First effects since the USA withdraw from the Intermediate-Range Nuclear Forces Treaty (INF) came quickly. Washington is planning to test a new ground-launched ballistic missile. In March Pentagon notified the media about its intention to test an intermediate range ballistic missile. The time has come.
It is expected to conduct a ballistic missile test by the end of the year. The potential range of the tested missile is roughly 3,000-4,000 kilometers. Now it is clear why the USA exited the INF Treaty. The agreement between the USA and Soviet Union banned ballistic missiles with ranges of 500 to 5,000 kilometers. It is not surprising why the document wasn’t in the best interest with the USA. Currently Washington gave the green light for banned missile tests.
Though American politicians promised that there is no intention to build nuclear-capable missiles that undermine the INF Treaty limits, in contrast, Defense Secretary Mark Esper said that “the Department of Defense will fully pursue the development of these ground-launched conventional missiles as a prudent response to Russia’s actions and as part of the Joint Force’s broader portfolio of conventional strike options.” So, all what was necessary is to find a reason to quit the Treaty and create new intermediate nuclear-capable missiles as American officials dreamed.
However, there are opponents of such situation. For example, Kingston Reif, of the Arms Control Association said that such pursuit is “militarily unnecessary, would force difficult and contentious conversations with and among allies, and likely would prompt Russia and China to take steps that would increase the threat to the United States and its allies.” “A 3,000- to 4,000-kilometer-range ballistic missile would pose a much more direct threat to the Russian and Chinese homelands,” he added.
Tom Karako, of the Center for Strategic and International Studies considers that the USA needs a mix of weapons: “The future form of future strike will almost surely include a mix of UAVs, cruise missiles, ballistics and hypersonic glide vehicles. An IRBM for ourselves and our friends may well have a place in that mix.”

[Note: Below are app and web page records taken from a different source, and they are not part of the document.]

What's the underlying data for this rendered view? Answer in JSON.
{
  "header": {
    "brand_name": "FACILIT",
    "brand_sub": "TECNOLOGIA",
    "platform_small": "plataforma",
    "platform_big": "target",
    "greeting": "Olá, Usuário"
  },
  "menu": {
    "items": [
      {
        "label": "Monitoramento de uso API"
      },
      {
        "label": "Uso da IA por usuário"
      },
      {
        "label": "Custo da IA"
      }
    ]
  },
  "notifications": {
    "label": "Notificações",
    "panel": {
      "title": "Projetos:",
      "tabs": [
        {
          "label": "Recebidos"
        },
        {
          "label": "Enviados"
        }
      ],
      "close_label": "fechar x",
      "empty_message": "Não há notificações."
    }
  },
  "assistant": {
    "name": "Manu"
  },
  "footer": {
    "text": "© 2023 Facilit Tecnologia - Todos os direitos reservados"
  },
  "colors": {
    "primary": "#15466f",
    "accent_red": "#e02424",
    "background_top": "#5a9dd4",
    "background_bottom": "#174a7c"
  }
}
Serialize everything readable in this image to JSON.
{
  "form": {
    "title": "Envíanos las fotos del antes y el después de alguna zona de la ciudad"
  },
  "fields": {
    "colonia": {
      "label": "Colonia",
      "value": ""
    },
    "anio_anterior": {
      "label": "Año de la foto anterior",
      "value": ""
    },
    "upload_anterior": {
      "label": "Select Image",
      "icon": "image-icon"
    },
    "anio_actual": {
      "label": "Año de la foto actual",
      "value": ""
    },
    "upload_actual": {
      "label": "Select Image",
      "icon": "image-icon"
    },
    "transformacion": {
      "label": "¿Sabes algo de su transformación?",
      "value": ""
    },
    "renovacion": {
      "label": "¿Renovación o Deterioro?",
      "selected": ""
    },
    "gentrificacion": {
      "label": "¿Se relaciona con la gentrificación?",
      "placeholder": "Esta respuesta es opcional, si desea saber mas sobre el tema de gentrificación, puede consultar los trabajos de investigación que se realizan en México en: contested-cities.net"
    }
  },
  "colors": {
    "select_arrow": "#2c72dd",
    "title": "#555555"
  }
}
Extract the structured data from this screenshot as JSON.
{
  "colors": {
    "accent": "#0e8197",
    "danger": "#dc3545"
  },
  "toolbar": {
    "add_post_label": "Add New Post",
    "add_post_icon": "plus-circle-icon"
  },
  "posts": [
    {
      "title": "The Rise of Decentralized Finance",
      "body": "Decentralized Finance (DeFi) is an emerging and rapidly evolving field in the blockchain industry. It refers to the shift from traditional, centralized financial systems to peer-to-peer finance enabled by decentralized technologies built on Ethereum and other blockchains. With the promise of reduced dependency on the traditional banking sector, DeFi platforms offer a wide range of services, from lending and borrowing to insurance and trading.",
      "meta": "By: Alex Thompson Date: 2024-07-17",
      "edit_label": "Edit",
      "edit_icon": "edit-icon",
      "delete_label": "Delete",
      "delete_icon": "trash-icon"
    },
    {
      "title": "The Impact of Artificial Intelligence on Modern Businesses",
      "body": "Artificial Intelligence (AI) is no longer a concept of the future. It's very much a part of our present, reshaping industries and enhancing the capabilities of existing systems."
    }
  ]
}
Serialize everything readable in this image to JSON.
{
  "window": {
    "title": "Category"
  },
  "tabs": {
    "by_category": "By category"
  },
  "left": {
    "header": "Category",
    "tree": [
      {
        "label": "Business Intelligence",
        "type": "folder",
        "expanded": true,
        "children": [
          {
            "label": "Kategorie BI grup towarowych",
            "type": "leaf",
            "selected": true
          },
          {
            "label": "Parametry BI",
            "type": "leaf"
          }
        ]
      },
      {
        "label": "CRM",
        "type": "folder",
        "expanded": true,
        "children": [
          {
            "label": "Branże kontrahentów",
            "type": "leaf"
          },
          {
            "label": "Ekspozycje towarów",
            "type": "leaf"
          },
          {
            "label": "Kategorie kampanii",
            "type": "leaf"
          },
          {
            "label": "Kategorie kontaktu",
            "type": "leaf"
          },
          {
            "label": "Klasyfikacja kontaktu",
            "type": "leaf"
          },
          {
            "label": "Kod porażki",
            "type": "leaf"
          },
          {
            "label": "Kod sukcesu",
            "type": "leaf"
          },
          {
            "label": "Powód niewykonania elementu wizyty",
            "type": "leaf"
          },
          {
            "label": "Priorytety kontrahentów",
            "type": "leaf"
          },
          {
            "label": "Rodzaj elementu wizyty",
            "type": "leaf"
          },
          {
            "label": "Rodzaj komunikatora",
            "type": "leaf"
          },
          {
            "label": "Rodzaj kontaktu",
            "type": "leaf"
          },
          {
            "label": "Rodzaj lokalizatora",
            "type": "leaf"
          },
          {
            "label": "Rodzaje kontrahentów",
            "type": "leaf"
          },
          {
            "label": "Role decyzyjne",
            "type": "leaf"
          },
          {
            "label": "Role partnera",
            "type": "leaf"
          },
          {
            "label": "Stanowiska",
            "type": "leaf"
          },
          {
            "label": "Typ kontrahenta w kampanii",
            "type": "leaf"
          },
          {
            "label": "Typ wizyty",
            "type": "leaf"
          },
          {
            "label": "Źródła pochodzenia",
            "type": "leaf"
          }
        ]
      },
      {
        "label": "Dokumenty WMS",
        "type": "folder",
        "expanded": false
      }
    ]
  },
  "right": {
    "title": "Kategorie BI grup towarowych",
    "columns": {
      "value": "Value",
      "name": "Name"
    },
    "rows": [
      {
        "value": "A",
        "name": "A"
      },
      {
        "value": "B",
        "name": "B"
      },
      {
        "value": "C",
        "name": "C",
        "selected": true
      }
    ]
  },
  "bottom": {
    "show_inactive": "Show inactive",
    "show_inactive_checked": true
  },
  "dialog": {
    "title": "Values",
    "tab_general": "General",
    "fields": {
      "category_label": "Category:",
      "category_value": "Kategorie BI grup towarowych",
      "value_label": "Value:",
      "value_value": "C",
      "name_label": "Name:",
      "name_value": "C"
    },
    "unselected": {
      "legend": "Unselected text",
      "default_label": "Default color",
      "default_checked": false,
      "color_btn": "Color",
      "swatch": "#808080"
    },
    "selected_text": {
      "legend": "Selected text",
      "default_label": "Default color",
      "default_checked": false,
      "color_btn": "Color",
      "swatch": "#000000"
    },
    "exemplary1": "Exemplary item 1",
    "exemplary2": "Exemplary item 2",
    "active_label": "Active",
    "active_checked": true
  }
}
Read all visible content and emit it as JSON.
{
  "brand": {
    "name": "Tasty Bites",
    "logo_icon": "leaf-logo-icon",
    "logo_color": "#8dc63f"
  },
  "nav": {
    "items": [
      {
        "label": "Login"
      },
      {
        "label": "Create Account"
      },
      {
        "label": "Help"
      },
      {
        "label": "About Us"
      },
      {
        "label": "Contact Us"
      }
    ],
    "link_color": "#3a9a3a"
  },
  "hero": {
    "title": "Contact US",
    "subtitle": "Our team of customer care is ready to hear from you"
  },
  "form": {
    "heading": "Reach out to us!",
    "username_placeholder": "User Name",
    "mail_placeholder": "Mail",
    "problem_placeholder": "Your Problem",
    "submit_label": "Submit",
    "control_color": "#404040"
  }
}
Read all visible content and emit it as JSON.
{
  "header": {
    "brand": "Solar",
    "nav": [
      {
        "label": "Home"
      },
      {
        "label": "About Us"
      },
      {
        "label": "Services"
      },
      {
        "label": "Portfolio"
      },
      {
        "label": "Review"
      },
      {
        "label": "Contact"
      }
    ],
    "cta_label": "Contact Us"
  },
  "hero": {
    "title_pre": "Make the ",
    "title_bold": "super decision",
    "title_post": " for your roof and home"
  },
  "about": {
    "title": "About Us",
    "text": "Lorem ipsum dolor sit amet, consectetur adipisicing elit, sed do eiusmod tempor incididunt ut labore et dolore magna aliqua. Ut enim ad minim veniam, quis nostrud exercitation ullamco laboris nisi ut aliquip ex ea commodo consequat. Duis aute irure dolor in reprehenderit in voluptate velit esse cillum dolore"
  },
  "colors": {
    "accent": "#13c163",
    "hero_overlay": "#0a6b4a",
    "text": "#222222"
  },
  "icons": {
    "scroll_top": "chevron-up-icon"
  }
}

But it is still unknown how the test will look like. The previous cruise missile test was conducted in August. A variant of the Tomahawk land-attack weapon was launched from Mark 41 Vertical Launch System (the same launcher used in the Aegis Ashore missile defense system). This time another version of the Mark 41 will be involved. The USA promises that Aegis Ashore won’t become offensive. But frankly speaking it’s nothing but talk. Nothing stopped Washington from the Treaty withdrawal, nothing will prevent Pentagon from turning the ballistic missile defense (BMD) elements into offensive.
In reality, Washington cannot fully guarantee that the US ballistic missile defense as well as planned banned missiles won’t be used for attack…According to the author of the Australian “Contra Magazin”,
over the past 70 years Washington invested nothing in defense as nobody attacked the USA. Predominantly, Washington spent money on financing of military campaigns in other countries with the purpose of saving its empire. And that is true.For instance, Korean war, wars and military operations in North Vietnam, Panama, Grenada, Cuba, Iraq, Afghanistan, Syria, Libya. However, none of these states invaded the US territory. “Contra Magazin” even says that it will be correct to call the US Department of Defense as the Imperial Department of war and interventions. The same thing happens with the US global ballistic missile defense and previously banned nuclear missile tests. Words are one thing, deeds are quite another.
(NORWAY NEWS – Written by Valeria Shatskaya from Russia)